E.g. While various philosophers offer arguments for the existence of God, we must remember that different peoples and nations acknowledge many different gods.
"conscious" vs. "conscience" confusion
Now that he's out of his coma, Santa is conscious once again. But since he employs a thousand underpaid and exploited elves, he's having an attack of conscience. Just pronounce these two words correctly, and you won't confuse them.
"abuse" of quotation "marks"
This problem frequently goes hand in hand with overuse of an ironic or sarcastic tone, where one substitutes attitude for convincing argument. Use them when (1) quoting, (2) mentioning without using a word, (3) citing an article by title, or (4) using a word in a very non-standard, non-literal way. There are probably other good uses as well, but they don't include snotty, pseudo-sophisticated dismissals, at least not in an academic paper.
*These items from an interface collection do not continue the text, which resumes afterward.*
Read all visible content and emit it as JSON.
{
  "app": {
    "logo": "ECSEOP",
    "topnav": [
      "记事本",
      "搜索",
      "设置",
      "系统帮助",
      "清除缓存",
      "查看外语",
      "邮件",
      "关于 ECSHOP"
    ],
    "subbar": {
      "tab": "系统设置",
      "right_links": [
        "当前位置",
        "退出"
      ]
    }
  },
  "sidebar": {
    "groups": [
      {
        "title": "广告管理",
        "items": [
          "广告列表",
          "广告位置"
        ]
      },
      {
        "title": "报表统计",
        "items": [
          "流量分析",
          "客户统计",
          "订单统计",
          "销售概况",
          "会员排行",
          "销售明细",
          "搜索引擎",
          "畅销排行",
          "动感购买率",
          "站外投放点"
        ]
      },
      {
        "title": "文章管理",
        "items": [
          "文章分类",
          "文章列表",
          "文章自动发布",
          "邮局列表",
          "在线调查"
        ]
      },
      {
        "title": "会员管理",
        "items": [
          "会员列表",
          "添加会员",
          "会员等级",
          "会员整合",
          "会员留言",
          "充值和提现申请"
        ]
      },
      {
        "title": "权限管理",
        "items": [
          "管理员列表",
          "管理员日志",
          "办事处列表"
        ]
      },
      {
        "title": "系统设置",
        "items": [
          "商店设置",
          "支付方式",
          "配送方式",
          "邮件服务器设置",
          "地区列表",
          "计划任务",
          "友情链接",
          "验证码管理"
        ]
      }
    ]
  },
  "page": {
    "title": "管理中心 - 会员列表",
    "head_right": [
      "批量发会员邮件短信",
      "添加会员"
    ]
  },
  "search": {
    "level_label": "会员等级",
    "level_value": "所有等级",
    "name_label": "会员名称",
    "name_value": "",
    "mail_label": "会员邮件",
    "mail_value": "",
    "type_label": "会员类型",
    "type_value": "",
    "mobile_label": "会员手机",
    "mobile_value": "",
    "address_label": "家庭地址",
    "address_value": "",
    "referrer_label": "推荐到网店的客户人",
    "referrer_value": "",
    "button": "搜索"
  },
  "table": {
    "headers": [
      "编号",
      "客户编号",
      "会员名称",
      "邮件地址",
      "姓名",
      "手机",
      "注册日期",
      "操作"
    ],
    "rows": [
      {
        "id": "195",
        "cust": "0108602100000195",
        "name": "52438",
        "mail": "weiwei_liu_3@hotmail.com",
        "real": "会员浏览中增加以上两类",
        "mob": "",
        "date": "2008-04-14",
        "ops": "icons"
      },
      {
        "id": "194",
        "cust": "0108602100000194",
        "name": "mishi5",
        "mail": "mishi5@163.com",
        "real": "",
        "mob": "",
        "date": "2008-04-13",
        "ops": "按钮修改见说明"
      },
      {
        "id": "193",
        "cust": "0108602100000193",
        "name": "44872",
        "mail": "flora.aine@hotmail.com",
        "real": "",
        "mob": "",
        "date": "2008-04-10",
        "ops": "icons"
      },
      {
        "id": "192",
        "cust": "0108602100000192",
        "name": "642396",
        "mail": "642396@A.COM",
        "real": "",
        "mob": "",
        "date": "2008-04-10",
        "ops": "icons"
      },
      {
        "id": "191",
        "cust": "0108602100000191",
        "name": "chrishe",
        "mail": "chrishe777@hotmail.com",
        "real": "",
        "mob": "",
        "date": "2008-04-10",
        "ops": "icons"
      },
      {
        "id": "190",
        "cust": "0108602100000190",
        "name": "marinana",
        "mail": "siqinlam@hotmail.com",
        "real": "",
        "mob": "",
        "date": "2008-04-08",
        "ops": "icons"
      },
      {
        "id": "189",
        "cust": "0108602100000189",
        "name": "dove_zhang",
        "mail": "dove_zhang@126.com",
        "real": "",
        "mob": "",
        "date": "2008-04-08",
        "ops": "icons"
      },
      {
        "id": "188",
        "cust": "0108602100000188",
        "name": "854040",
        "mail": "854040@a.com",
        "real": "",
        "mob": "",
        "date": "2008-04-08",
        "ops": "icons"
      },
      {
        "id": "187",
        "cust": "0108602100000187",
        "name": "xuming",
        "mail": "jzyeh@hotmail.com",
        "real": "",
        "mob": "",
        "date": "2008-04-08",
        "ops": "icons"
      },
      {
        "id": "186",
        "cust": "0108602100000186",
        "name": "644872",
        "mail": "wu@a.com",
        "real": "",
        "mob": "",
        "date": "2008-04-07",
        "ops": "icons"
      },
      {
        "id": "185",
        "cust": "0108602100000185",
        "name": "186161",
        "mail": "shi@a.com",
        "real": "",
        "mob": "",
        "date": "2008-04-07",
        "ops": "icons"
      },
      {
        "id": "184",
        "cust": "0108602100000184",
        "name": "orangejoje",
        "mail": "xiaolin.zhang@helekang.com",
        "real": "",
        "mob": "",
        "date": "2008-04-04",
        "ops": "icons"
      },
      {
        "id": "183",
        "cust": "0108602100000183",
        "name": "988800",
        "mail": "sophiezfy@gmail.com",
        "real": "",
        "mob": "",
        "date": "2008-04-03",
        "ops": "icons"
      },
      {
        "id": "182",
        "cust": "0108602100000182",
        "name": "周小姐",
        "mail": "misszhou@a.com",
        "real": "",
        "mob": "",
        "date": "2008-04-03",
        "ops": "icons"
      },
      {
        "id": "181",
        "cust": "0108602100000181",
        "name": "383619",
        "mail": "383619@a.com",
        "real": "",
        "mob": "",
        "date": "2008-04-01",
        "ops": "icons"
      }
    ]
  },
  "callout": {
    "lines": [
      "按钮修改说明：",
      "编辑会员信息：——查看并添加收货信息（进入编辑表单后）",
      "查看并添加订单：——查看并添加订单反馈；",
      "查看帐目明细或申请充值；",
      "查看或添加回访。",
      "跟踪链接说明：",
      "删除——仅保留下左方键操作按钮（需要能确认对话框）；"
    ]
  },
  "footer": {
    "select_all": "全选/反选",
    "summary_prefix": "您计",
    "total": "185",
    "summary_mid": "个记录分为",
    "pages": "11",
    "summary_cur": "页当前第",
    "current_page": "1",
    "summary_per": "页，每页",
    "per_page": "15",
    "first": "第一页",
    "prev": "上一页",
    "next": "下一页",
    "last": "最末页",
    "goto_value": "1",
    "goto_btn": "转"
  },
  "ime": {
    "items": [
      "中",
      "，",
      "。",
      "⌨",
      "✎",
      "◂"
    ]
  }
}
E.g. Aquinas' "argument" is "convincing" only to the already "persuaded". Some might "say" premise four is "true", but that is so "naive".
The mysterious reference:
E.g. (p. 141) - when the source is unclear. Is it the textbook, or some other source?
E.g. (Jones, p. 141) - when neither the footnotes nor the bibliography tells us what on earth "Jones" is. (Article? www? Book? Pamphlet found on your car winshield? etc.)
E.g. (plato.stanford.edu) - You need to give the entire URL (web address), like this: http://plato.stanford.edu/entries/descartes/.
Be sure to consult the assignment handout to see which system of supplying references is required for the assignment (e.g. APA, Chicago Manual of Style).
Footer vs. Footnotes confusion
A footer is that area at the bottom of every page. It's usually the same on every page. You put automatic page numbers in a footer.
A footnote is signalled by a superscripted number in the text, which corresponds to a bibliographic entry placed near the bottom of the page, marked by that same number. Each footnote appears on only one page. You don't create these by just typing in the footer area. Instead, you have the word processing program (e.g. Word) insert the number and corresponding footnote. It automatically keeps track of the numbers as you add more, and manages how many footnotes can fit on a given page, and how they should be spaced relative to the main text. Neat, huh? Using Word, click the References tab, then click the Insert Footnote button.
Hint: If you've got the same info at the bottom of every page, you're stupidly typing in the footer, not using footnotes. Get it right.
The dog-ear "staple":
Really, it is better just to leave the pages loose. But neither loose nor dog-eared pages are designed to impress. If you wouldn't give a paper like this to your boss in the business world, why would you inflict it on your professor?
Blue/purple/pink (etc.) print:
Get out there and buy an new printer cartridge, or print it in the library or in a lab.
My ink is going, going, gone....
Distracting, non-standard fonts:
It's best to stick with Times, Times New Roman, Georgia, Garamond, Arial, Helvetica, or Courier, or like fonts. Avoid the fancy, the decorative, the informal, those that look like handwriting, etc.. Yes, fonts are fun to play with, but you want to stick with what is readable and unassuming. Don't try to be a graphic artist.
The Luxurious Plastic Cover
Not necessary, and tends to fall apart in the professor's stack of papers and get lost.
Cover Pages or titles in Gigantic, Pretentious, Letters
Tempting, to be sure. But just say "no". Save it for your first best-seller.